- EXERCISE: Some lines in the entries contain the word "smoothed". Copy all of them.

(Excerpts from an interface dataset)
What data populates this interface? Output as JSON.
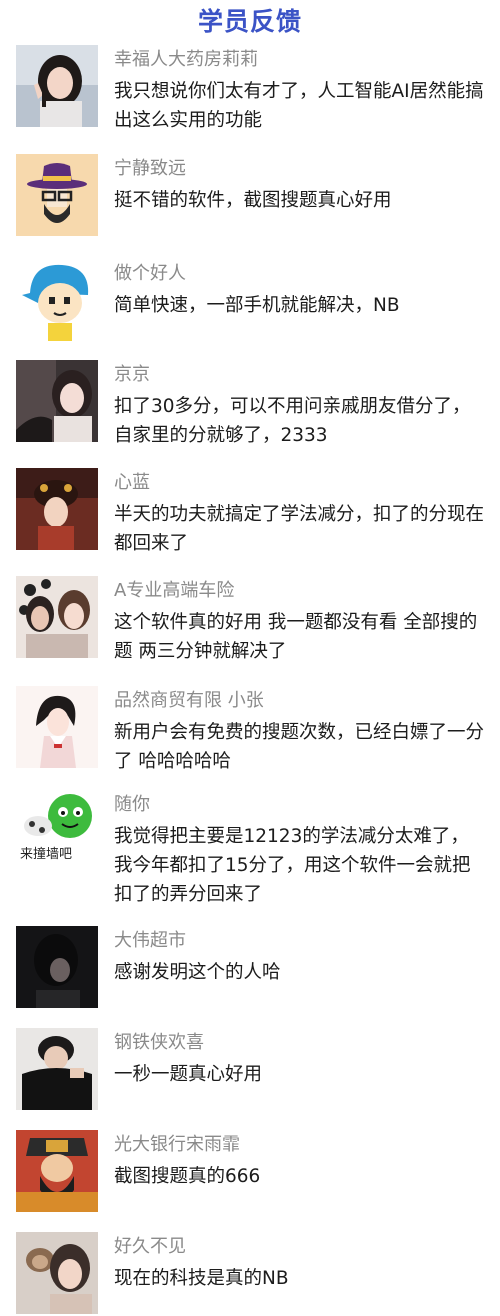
{
  "header": {
    "title": "学员反馈"
  },
  "reviews": [
    {
      "name": "幸福人大药房莉莉",
      "text": "我只想说你们太有才了，人工智能AI居然能搞出这么实用的功能",
      "avatar_icon": "girl-photo-avatar"
    },
    {
      "name": "宁静致远",
      "text": "挺不错的软件，截图搜题真心好用",
      "avatar_icon": "hat-glasses-man-avatar"
    },
    {
      "name": "做个好人",
      "text": "简单快速，一部手机就能解决，NB",
      "avatar_icon": "cartoon-boy-cap-avatar"
    },
    {
      "name": "京京",
      "text": "扣了30多分，可以不用问亲戚朋友借分了，自家里的分就够了，2333",
      "avatar_icon": "girl-in-car-avatar"
    },
    {
      "name": "心蓝",
      "text": "半天的功夫就搞定了学法减分，扣了的分现在都回来了",
      "avatar_icon": "costume-woman-avatar"
    },
    {
      "name": "A专业高端车险",
      "text": "这个软件真的好用 我一题都没有看 全部搜的题 两三分钟就解决了",
      "avatar_icon": "couple-photo-avatar"
    },
    {
      "name": "品然商贸有限 小张",
      "text": "新用户会有免费的搜题次数，已经白嫖了一分了 哈哈哈哈哈",
      "avatar_icon": "illustrated-girl-avatar"
    },
    {
      "name": "随你",
      "text": "我觉得把主要是12123的学法减分太难了，我今年都扣了15分了，用这个软件一会就把扣了的弄分回来了",
      "avatar_icon": "green-monster-sticker-avatar",
      "avatar_caption": "来撞墙吧"
    },
    {
      "name": "大伟超市",
      "text": "感谢发明这个的人哈",
      "avatar_icon": "dark-portrait-avatar"
    },
    {
      "name": "钢铁侠欢喜",
      "text": "一秒一题真心好用",
      "avatar_icon": "boy-covering-face-avatar"
    },
    {
      "name": "光大银行宋雨霏",
      "text": "截图搜题真的666",
      "avatar_icon": "god-of-wealth-avatar"
    },
    {
      "name": "好久不见",
      "text": "现在的科技是真的NB",
      "avatar_icon": "girl-with-monkey-avatar"
    }
  ]
}
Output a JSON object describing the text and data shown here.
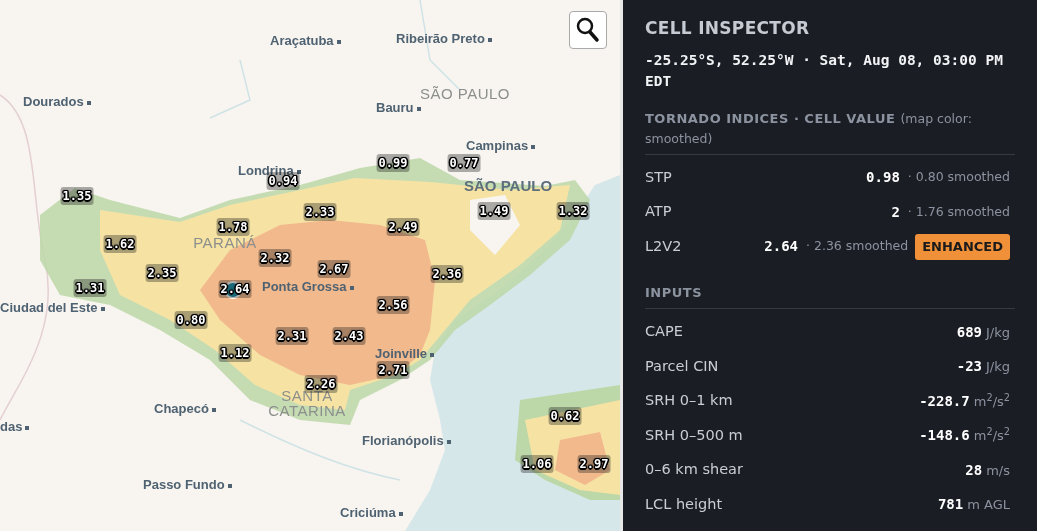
{
  "map": {
    "places": [
      {
        "name": "Araçatuba",
        "kind": "city"
      },
      {
        "name": "Ribeirão Preto",
        "kind": "city"
      },
      {
        "name": "SÃO PAULO",
        "kind": "state"
      },
      {
        "name": "Dourados",
        "kind": "city"
      },
      {
        "name": "Bauru",
        "kind": "city"
      },
      {
        "name": "Campinas",
        "kind": "city"
      },
      {
        "name": "Londrina",
        "kind": "city"
      },
      {
        "name": "SÃO PAULO",
        "kind": "capital"
      },
      {
        "name": "PARANÁ",
        "kind": "state"
      },
      {
        "name": "Ponta Grossa",
        "kind": "city"
      },
      {
        "name": "Ciudad del Este",
        "kind": "city"
      },
      {
        "name": "Joinville",
        "kind": "city"
      },
      {
        "name": "Chapecó",
        "kind": "city"
      },
      {
        "name": "SANTA CATARINA",
        "kind": "state"
      },
      {
        "name": "das",
        "kind": "city"
      },
      {
        "name": "Florianópolis",
        "kind": "city"
      },
      {
        "name": "Passo Fundo",
        "kind": "city"
      },
      {
        "name": "Criciúma",
        "kind": "city"
      }
    ],
    "values": [
      {
        "text": "0.99",
        "selected": false
      },
      {
        "text": "0.77",
        "selected": false
      },
      {
        "text": "0.94",
        "selected": false
      },
      {
        "text": "1.35",
        "selected": false
      },
      {
        "text": "2.33",
        "selected": false
      },
      {
        "text": "1.49",
        "selected": false
      },
      {
        "text": "1.32",
        "selected": false
      },
      {
        "text": "1.78",
        "selected": false
      },
      {
        "text": "2.49",
        "selected": false
      },
      {
        "text": "1.62",
        "selected": false
      },
      {
        "text": "2.32",
        "selected": false
      },
      {
        "text": "2.35",
        "selected": false
      },
      {
        "text": "2.67",
        "selected": false
      },
      {
        "text": "2.36",
        "selected": false
      },
      {
        "text": "1.31",
        "selected": false
      },
      {
        "text": "2.64",
        "selected": true
      },
      {
        "text": "2.56",
        "selected": false
      },
      {
        "text": "0.80",
        "selected": false
      },
      {
        "text": "2.31",
        "selected": false
      },
      {
        "text": "2.43",
        "selected": false
      },
      {
        "text": "1.12",
        "selected": false
      },
      {
        "text": "2.71",
        "selected": false
      },
      {
        "text": "2.26",
        "selected": false
      },
      {
        "text": "0.62",
        "selected": false
      },
      {
        "text": "1.06",
        "selected": false
      },
      {
        "text": "2.97",
        "selected": false
      }
    ]
  },
  "inspector": {
    "title": "CELL INSPECTOR",
    "location": "-25.25°S, 52.25°W · Sat, Aug 08, 03:00 PM EDT",
    "sections": [
      {
        "heading": "TORNADO INDICES · CELL VALUE",
        "note": "(map color: smoothed)",
        "rows": [
          {
            "label": "STP",
            "value": "0.98",
            "smoothed": "· 0.80 smoothed"
          },
          {
            "label": "ATP",
            "value": "2",
            "smoothed": "· 1.76 smoothed"
          },
          {
            "label": "L2V2",
            "value": "2.64",
            "smoothed": "· 2.36 smoothed",
            "badge": "ENHANCED"
          }
        ]
      },
      {
        "heading": "INPUTS",
        "rows": [
          {
            "label": "CAPE",
            "value": "689",
            "unit": "J/kg"
          },
          {
            "label": "Parcel CIN",
            "value": "-23",
            "unit": "J/kg"
          },
          {
            "label": "SRH 0–1 km",
            "value": "-228.7",
            "unit": "m$^{2}$/s$^{2}$"
          },
          {
            "label": "SRH 0–500 m",
            "value": "-148.6",
            "unit": "m$^{2}$/s$^{2}$"
          },
          {
            "label": "0–6 km shear",
            "value": "28",
            "unit": "m/s"
          },
          {
            "label": "LCL height",
            "value": "781",
            "unit": "m AGL"
          }
        ]
      }
    ]
  }
}
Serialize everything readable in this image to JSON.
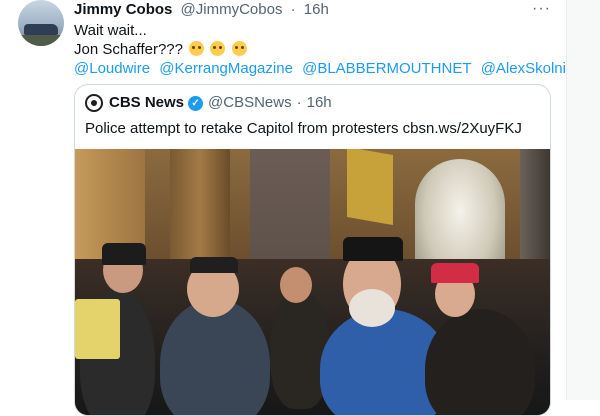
{
  "tweet": {
    "author_name": "Jimmy Cobos",
    "author_handle": "@JimmyCobos",
    "time_sep": "·",
    "time": "16h",
    "more_label": "···",
    "lines": [
      "Wait wait...",
      "Jon Schaffer???"
    ],
    "emojis": [
      "thinking-face",
      "thinking-face",
      "thinking-face"
    ],
    "mentions": [
      "@Loudwire",
      "@KerrangMagazine",
      "@BLABBERMOUTHNET",
      "@AlexSkolnick"
    ]
  },
  "quoted": {
    "name": "CBS News",
    "handle": "@CBSNews",
    "time_sep": "·",
    "time": "16h",
    "text": "Police attempt to retake Capitol from protesters cbsn.ws/2XuyFKJ",
    "verified_icon": "✓"
  },
  "colors": {
    "link": "#1d9bf0",
    "secondary_text": "#536471",
    "border": "#cfd9de"
  }
}
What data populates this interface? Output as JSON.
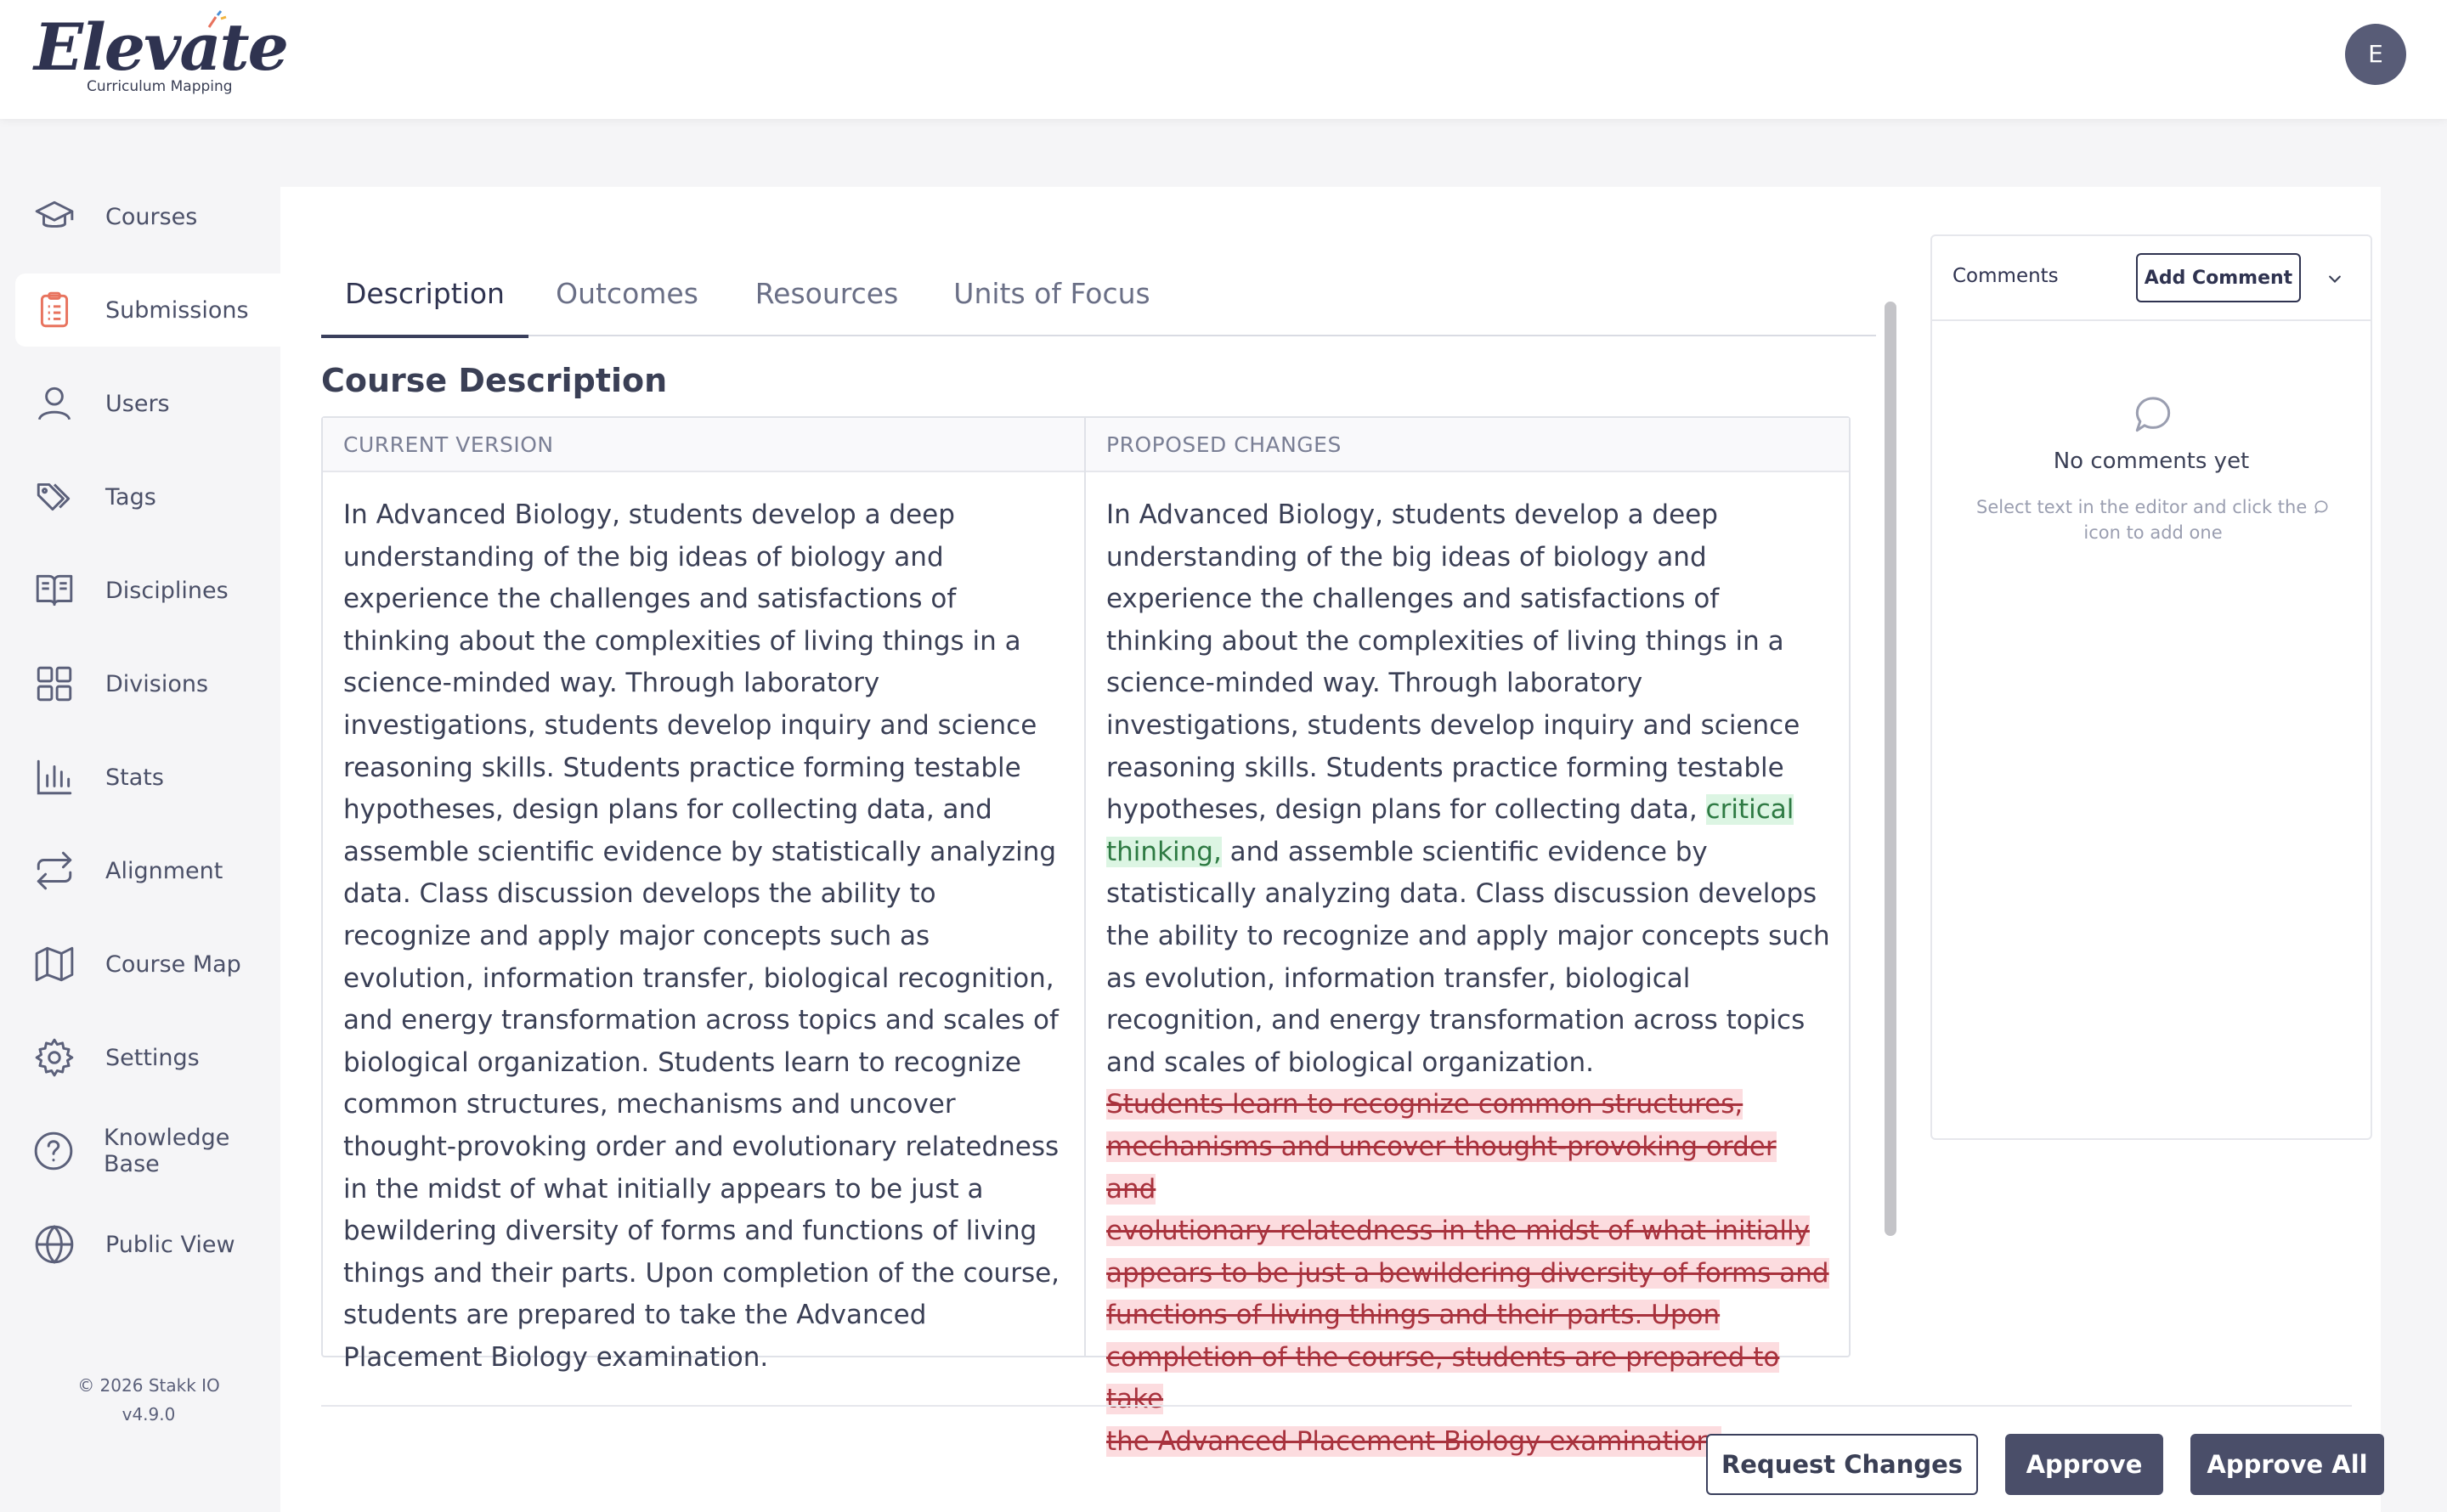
{
  "brand": {
    "name": "Elevate",
    "tagline": "Curriculum Mapping"
  },
  "user": {
    "avatar_initial": "E"
  },
  "sidebar": {
    "items": [
      {
        "label": "Courses",
        "icon": "graduation-cap-icon"
      },
      {
        "label": "Submissions",
        "icon": "clipboard-icon",
        "active": true
      },
      {
        "label": "Users",
        "icon": "user-icon"
      },
      {
        "label": "Tags",
        "icon": "tags-icon"
      },
      {
        "label": "Disciplines",
        "icon": "book-open-icon"
      },
      {
        "label": "Divisions",
        "icon": "grid-icon"
      },
      {
        "label": "Stats",
        "icon": "bar-chart-icon"
      },
      {
        "label": "Alignment",
        "icon": "repeat-icon"
      },
      {
        "label": "Course Map",
        "icon": "map-icon"
      },
      {
        "label": "Settings",
        "icon": "gear-icon"
      },
      {
        "label": "Knowledge Base",
        "icon": "help-circle-icon"
      },
      {
        "label": "Public View",
        "icon": "globe-icon"
      }
    ],
    "copyright": "© 2026 Stakk IO",
    "version": "v4.9.0"
  },
  "tabs": [
    {
      "label": "Description",
      "active": true
    },
    {
      "label": "Outcomes"
    },
    {
      "label": "Resources"
    },
    {
      "label": "Units of Focus"
    }
  ],
  "section_title": "Course Description",
  "diff": {
    "current_header": "CURRENT VERSION",
    "proposed_header": "PROPOSED CHANGES",
    "current_text": "In Advanced Biology, students develop a deep understanding of the big ideas of biology and experience the challenges and satisfactions of thinking about the complexities of living things in a science-minded way. Through laboratory investigations, students develop inquiry and science reasoning skills. Students practice forming testable hypotheses, design plans for collecting data, and assemble scientific evidence by statistically analyzing data. Class discussion develops the ability to recognize and apply major concepts such as evolution, information transfer, biological recognition, and energy transformation across topics and scales of biological organization. Students learn to recognize common structures, mechanisms and uncover thought-provoking order and evolutionary relatedness in the midst of what initially appears to be just a bewildering diversity of forms and functions of living things and their parts. Upon completion of the course, students are prepared to take the Advanced Placement Biology examination.",
    "proposed_before_insert": "In Advanced Biology, students develop a deep understanding of the big ideas of biology and experience the challenges and satisfactions of thinking about the complexities of living things in a science-minded way. Through laboratory investigations, students develop inquiry and science reasoning skills. Students practice forming testable hypotheses, design plans for collecting data, ",
    "proposed_insert": "critical thinking,",
    "proposed_after_insert": " and assemble scientific evidence by statistically analyzing data. Class discussion develops the ability to recognize and apply major concepts such as evolution, information transfer, biological recognition, and energy transformation across topics and scales of biological organization.",
    "proposed_deleted_lines": [
      "Students learn to recognize common structures,",
      "mechanisms and uncover thought-provoking order and",
      "evolutionary relatedness in the midst of what initially",
      "appears to be just a bewildering diversity of forms and",
      "functions of living things and their parts. Upon",
      "completion of the course, students are prepared to take",
      "the Advanced Placement Biology examination."
    ],
    "insert_color": "#dcf5e3",
    "delete_color": "#fcdcdf"
  },
  "comments": {
    "title": "Comments",
    "add_label": "Add Comment",
    "empty_title": "No comments yet",
    "hint_before_icon": "Select text in the editor and click the",
    "hint_after_icon": "icon to add one"
  },
  "actions": {
    "request_changes": "Request Changes",
    "approve": "Approve",
    "approve_all": "Approve All"
  },
  "colors": {
    "primary_dark": "#4a4e69",
    "active_icon": "#e8735e",
    "icon_gray": "#5b607a"
  }
}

- SOLUTION FOR THIS PROBLEM:
        "note": "(map color: smoothed)",
            "smoothed": "· 0.80 smoothed"
            "smoothed": "· 1.76 smoothed"
            "smoothed": "· 2.36 smoothed",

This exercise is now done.